"""
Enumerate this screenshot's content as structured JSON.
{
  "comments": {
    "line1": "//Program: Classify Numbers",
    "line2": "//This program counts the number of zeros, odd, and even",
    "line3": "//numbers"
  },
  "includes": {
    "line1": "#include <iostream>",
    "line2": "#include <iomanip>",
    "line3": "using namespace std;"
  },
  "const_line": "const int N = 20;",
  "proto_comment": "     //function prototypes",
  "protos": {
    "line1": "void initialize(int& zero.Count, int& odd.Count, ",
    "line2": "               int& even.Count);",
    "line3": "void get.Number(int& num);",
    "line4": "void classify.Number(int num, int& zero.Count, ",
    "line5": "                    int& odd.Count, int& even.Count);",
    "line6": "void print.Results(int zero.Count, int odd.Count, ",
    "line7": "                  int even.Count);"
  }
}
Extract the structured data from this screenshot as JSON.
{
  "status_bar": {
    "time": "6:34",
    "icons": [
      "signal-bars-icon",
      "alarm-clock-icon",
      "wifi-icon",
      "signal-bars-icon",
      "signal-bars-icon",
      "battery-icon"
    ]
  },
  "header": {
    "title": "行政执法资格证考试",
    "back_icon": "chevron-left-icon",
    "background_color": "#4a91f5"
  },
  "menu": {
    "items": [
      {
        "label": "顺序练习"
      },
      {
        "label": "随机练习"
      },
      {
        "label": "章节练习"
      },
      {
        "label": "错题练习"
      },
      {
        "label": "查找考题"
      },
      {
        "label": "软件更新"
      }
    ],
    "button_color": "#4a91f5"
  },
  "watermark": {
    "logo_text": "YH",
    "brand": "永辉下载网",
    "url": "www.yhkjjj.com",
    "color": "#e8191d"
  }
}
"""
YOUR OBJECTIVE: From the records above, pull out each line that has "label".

TASK RESPONSE:
        "label": "顺序练习"
        "label": "随机练习"
        "label": "章节练习"
        "label": "错题练习"
        "label": "查找考题"
        "label": "软件更新"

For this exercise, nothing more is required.